Although it may be easiest to not change and keep running clinical trials the same way, the cost is also incredibly expensive. Just think about how many clinical trials fail due to not recruiting enough patients or operational inefficiencies. We already know the system is broken.
Even today the metrics around clinical trials haven’t improved. Several years ago, Tufts Center for the Study of Drug Development found that 11% of clinical trials fail to recruit one patient. And 37% of sites selected for clinical trials under-enroll the patients needed. Given that the cost of running a clinical trial is often in the millions, failed clinical trials are costing institutions major portions of their research budget. How can organizations afford not to make a change when they are spending so much on failing studies? Change is in their best interest.
One change that we have seen? Protocols are becoming more and more complicated and it’s not a trend that’s likely to change. With precision medicine and genomics, there is an even greater need to narrow the inclusion and exclusion criteria for patients in clinical trials. This method promises exciting findings, but it also will make it even more complex to find patients using traditional resources.
The days of sifting through paper records or staring at EMRs are increasingly coming to an end. It’s time to let technology do the heavy lifting and find patients for you.
And that’s where we come into the picture and simplify your life. Our purpose-built software uses natural language processing (NLP), a form of artificial intelligence, to read both unstructured and structured medical data. It’s truly a new world for clinical trials – it means our software breezes through unstructured data such as PDFs, images and doctors’ notes as well as structured EMR data to find the right patients for clinical trials in real time. This also means a reduction in clinical burden and reallocating those precious hours to working with patients or more valuable tasks.
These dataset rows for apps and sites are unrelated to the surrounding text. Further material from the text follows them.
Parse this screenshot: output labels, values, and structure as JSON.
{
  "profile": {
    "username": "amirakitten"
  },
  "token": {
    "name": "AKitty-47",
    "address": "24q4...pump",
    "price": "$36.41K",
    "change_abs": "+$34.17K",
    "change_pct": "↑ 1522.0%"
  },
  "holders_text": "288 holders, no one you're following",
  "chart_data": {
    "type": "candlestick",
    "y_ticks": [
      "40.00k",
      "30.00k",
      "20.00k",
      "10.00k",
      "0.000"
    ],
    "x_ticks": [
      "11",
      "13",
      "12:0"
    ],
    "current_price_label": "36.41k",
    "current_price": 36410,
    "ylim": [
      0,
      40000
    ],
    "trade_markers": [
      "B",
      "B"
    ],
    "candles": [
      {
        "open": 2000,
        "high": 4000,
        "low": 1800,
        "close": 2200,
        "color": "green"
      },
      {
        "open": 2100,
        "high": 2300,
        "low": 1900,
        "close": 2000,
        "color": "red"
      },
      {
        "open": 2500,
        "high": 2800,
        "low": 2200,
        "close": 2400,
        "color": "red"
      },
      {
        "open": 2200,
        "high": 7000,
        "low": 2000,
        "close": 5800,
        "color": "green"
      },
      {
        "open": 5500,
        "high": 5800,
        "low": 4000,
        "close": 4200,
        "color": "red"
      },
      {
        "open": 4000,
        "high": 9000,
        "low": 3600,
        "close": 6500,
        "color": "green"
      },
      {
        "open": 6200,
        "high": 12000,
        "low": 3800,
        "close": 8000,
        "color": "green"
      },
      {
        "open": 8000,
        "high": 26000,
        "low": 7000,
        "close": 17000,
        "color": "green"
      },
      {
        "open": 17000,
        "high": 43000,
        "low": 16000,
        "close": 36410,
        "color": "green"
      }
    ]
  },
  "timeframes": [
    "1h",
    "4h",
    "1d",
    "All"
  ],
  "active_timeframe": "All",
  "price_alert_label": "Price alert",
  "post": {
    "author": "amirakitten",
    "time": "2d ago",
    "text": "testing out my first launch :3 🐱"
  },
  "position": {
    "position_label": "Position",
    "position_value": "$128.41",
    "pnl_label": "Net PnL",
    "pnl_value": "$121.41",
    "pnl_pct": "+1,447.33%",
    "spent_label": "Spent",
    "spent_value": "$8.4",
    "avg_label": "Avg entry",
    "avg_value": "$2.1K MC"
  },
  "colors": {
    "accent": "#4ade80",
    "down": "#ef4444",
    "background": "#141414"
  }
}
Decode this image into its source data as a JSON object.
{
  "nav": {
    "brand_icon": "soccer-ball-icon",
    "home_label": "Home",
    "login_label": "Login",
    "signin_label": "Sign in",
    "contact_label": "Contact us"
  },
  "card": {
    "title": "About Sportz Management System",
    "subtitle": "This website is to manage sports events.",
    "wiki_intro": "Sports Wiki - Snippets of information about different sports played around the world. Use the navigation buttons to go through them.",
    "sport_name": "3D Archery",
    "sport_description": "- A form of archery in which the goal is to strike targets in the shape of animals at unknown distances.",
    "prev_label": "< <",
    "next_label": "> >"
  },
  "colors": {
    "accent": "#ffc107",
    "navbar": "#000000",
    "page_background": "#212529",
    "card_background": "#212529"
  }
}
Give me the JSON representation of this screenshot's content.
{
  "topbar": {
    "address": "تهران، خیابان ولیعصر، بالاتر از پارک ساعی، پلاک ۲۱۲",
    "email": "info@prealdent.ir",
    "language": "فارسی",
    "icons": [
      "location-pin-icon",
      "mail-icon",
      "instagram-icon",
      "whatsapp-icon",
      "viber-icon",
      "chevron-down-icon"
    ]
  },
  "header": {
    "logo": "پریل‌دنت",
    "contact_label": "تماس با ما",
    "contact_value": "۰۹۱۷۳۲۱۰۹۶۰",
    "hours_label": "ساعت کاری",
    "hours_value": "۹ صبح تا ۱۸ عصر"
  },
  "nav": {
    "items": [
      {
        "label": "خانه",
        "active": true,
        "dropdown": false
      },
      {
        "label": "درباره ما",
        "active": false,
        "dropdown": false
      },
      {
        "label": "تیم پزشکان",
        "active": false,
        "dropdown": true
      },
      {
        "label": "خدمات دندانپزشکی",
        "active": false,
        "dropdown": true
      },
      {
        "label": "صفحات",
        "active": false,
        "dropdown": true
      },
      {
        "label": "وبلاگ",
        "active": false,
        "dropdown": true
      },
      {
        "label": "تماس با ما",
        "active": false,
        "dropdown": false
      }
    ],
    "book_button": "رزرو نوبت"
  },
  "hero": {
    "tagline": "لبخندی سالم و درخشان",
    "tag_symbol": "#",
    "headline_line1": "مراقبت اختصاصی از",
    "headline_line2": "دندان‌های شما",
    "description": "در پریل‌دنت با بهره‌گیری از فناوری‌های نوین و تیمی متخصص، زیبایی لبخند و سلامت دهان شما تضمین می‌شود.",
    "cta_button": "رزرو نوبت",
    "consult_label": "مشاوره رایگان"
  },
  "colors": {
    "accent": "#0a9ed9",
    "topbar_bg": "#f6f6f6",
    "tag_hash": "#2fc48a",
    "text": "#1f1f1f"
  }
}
We’re addressing the issue on both the pharma and the healthcare organization sides to ensure we’re making a comprehensive impact.
It’s time to break the cycle of insanity in clinical trials. Reach out to us if you’d like to learn more about how we’re creating a new category of solutions.
Jason Attanucci, VP and General Manager, Life Sciences